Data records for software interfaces
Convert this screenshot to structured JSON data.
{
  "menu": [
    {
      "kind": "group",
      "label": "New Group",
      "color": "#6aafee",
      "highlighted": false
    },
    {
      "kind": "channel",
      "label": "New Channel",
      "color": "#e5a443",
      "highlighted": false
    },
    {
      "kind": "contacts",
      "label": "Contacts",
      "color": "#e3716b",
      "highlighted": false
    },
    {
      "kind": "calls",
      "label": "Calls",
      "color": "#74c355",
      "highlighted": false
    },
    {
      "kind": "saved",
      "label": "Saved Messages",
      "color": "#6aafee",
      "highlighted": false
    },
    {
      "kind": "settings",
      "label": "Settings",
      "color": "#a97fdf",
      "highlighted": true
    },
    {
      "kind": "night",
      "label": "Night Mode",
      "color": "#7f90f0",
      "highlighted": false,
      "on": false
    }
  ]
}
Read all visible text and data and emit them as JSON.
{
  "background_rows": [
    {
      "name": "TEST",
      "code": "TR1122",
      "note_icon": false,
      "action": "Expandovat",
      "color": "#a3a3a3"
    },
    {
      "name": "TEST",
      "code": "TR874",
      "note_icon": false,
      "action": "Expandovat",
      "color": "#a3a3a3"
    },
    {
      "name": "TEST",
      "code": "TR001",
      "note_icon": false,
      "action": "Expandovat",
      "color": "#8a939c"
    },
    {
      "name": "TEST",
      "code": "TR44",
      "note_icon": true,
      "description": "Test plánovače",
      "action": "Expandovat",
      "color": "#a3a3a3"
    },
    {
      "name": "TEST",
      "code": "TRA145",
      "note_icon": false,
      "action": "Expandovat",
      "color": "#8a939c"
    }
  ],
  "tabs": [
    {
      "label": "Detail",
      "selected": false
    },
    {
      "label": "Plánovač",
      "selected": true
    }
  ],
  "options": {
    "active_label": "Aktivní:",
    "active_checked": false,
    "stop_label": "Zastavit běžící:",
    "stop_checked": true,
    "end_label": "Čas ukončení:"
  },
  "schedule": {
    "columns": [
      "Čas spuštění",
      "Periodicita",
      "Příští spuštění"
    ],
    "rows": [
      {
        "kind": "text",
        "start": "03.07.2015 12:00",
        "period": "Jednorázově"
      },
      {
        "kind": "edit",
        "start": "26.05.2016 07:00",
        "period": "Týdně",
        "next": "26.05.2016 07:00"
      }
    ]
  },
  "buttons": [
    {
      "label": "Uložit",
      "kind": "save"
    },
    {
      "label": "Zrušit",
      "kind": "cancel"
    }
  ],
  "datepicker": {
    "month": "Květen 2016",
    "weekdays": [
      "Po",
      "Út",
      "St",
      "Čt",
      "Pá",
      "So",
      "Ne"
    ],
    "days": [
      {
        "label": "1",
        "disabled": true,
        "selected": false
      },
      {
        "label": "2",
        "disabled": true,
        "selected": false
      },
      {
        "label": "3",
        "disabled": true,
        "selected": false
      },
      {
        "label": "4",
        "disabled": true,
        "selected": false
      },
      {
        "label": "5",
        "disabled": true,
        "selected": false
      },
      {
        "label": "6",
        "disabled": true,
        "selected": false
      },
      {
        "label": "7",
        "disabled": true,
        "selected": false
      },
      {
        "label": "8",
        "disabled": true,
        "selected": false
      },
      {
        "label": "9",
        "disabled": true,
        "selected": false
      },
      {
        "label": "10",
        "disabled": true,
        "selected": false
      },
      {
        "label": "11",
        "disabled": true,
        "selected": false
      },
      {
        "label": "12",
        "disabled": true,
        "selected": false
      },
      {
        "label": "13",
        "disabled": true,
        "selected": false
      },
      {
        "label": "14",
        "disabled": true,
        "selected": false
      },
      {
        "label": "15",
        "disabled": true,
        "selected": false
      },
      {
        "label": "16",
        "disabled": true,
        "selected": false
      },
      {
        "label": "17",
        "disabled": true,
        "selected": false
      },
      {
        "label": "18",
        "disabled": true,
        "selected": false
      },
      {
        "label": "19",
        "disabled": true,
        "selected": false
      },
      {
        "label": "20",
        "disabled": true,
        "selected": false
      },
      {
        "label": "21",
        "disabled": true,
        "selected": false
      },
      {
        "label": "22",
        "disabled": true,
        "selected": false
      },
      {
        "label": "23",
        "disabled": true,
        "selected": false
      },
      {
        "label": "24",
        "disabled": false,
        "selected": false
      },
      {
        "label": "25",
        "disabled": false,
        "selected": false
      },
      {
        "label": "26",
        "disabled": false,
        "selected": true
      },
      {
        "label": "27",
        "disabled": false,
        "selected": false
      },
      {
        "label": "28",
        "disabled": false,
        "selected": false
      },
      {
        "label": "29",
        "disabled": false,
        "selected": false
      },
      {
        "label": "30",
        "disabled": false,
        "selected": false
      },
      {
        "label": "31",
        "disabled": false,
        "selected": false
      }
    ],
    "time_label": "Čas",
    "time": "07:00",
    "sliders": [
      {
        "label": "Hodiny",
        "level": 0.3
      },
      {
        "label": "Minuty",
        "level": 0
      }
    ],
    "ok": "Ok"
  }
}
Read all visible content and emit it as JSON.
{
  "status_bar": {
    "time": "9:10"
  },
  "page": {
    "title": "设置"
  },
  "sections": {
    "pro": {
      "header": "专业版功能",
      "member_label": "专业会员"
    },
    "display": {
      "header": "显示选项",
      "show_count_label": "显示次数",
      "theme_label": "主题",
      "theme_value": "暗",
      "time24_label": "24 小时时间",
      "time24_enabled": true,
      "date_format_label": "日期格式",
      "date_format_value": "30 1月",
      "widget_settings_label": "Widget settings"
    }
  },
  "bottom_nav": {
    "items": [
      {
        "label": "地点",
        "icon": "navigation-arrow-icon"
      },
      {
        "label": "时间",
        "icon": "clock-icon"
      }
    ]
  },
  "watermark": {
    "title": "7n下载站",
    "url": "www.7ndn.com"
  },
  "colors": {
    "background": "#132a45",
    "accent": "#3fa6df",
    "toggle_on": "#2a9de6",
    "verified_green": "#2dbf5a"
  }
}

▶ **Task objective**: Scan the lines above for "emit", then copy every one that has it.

▶ **Problem solution**:
Read all visible text and data and emit them as JSON.
Read all visible content and emit it as JSON.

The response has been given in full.